“Mistakes hook you in, triggering something in our subconscious which draws us deeper into a story”. Felicity McCabe celebrates the art of wabi sabi, the raw and imperfect details which crack open an image and reveal hidden depths to the individual or scenario that occupies the frame.
McCabe’s work stands out and stays with you. Cleverly traversing the space between classism and modernity. This interplay between the past and the future gives her work a lasting influence. A hard to reach sweet spot.
McCabe cut her teeth with a variety of challenging editorial commissions for clients including the New York Times, The Guardian and the Financial Times. Covering a diverse range of issues from UK Non – Voters to Converters to Islam. Approaching each subject with a delicate sensitivity, results in stories that champion the ordinary beauty of everyday people.
Her subtle yet distinctive aesthetic breathes new life into everything she shoots, transforming even the most everyday of subject matter. Her vision rooted in a fascination with light. Influences like John Singer Sargent and Julius LeBlanc Stewart have helped define the rich tonal range inherent in her photography.

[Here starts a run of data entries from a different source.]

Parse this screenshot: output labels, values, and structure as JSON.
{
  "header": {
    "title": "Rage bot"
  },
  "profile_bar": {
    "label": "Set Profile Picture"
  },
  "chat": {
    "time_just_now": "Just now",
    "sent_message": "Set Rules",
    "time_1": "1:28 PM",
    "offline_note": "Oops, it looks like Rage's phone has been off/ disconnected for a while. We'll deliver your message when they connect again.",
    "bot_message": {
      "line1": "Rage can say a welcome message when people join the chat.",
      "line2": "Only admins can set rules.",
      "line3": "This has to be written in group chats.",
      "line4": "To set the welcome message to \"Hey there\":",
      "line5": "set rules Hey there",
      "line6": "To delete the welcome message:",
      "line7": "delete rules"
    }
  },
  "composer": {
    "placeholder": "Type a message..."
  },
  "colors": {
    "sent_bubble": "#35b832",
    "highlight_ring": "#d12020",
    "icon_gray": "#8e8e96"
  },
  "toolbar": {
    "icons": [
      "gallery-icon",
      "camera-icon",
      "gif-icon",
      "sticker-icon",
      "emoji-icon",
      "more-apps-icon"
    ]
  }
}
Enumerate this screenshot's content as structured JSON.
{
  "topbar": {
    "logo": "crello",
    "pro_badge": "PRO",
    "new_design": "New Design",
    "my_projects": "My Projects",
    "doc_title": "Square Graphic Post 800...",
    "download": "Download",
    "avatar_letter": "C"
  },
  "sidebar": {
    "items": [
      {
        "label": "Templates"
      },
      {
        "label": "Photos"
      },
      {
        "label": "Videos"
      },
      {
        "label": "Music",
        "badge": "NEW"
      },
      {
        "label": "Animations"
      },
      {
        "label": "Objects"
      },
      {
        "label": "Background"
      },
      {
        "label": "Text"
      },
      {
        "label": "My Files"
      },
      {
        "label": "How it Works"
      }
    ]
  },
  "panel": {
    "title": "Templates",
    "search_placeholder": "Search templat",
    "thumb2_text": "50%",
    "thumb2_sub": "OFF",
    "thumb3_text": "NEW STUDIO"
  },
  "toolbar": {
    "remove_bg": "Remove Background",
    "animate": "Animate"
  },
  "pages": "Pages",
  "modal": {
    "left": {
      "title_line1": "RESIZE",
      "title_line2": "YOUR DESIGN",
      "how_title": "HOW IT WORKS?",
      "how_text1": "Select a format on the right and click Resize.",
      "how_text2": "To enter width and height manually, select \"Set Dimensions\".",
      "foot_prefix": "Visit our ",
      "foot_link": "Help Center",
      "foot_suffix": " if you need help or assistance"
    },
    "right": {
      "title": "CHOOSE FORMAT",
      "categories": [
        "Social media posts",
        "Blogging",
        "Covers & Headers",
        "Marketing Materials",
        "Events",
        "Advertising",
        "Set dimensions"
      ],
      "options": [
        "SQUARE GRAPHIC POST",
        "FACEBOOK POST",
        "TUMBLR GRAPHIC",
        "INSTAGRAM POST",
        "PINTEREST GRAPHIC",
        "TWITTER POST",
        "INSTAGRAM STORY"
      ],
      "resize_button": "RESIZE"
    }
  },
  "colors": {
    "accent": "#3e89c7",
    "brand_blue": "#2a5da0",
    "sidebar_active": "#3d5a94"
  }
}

Her most significant project in my opinion is one of her most recent. McCabe collaborated with Save the Children on their Action/2015 project where she depicted life in Somaliland. A community devastated by the impact of climate change. The project is formed as a series of diptiques, comprised of portraits and still life details. The portraits convey a powerful sense of humanity, resilience in the face of a life-threatening situation. The details, including a dry animal carcass and abandoned objects, depict the physicality of drought with urgency.
On paper McCabe could be considered an unobvious choice for this type of commission, however her fresh approach brings a renewed focus to an issue that people often choose to ignore. In this risk adverse climate, this is a powerful example of original and creative commissioning.
McCabe brings a new vocabulary, a new way to look at the world. Personal but universal, she makes her subjects accessible whether they are celebrities or civilians. Seducing the viewer with an aesthetic, which goes beyond the surface, a powerful portfolio of quiet images that leave a lasting impression.